Investors have been waiting–and waiting and waiting–for MetLife (MET) to start buying back shares. Most of the big insurers do it. Heck, even American International Group (AIG) does it, even if it disappointed with its announcement last week.Getty Images
Well, MetLife finally did it. The mega-insurer announced that it would buy back $1 billion shares. Wells Fargo’s John Hall calls MetLife’s buyback a “good first step.” He explains why:
We view MetLife’s resumption of share buyback as a good first step toward a more comprehensive return of capital to shareholders. As it stands, $1 billion of repurchases will serve to offset the $1 billion of equity that MetLife is slated to issue in conjunction with the conversion of equity units in the fall associated with the acquisition of Alico. In our view, MetLife’s build of capital over 2013, 2014, and 2015 can well support more than $1 billion of share repurchase, which is bolstered by the company’s low relative leverage position.

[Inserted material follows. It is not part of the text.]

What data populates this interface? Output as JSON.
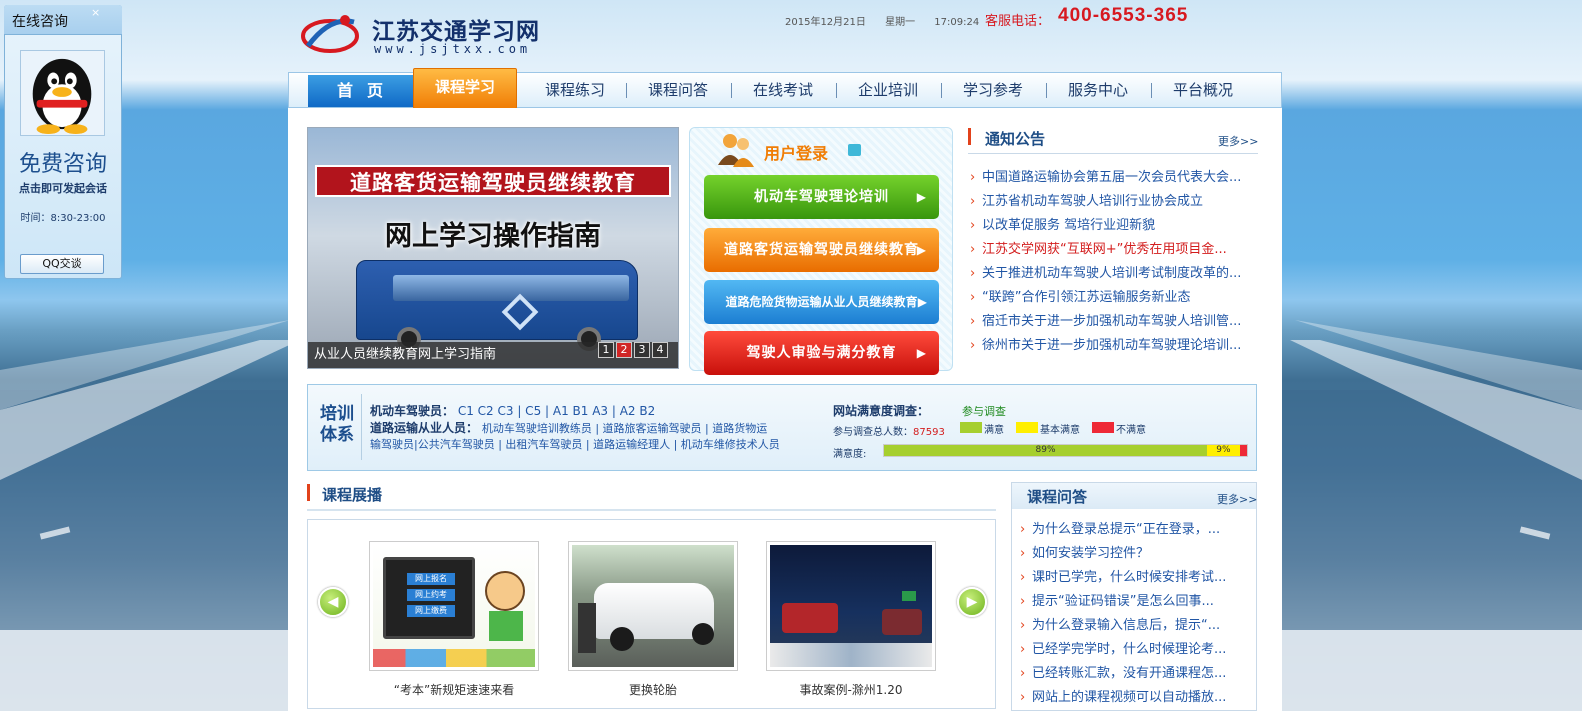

Deutsche Bank’s Yaron Kinar and Sam Desai expect MetLife to complete the share repurchase by the end of the year:
While management has not indicated that the program would be exhausted this year, we expect it to be, noting that it offsets a $1 billion equity unit conversion in October. We believe that Street estimates do not reflect buybacks in 2014. 2015 Consensus EPS should increase by about 10 cents to reflect the buyback, which amounts to about 1.5% of shares outstanding. This would close the gap to our $6.25 EPS estimate for 2015.

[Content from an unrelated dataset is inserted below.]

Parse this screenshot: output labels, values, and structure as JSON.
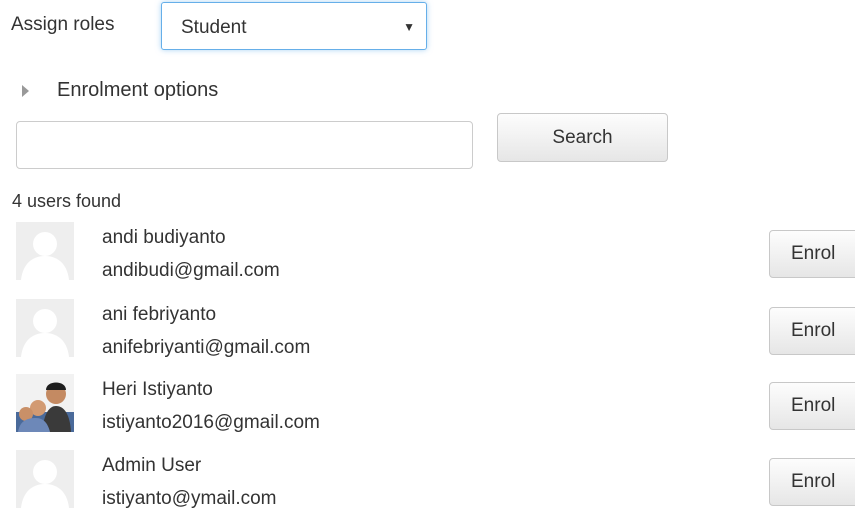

Shares of MetLife have gained 0.6% to $54.96 at 2:35 p.m., while American international Group has dropped 0.3% to $54.93.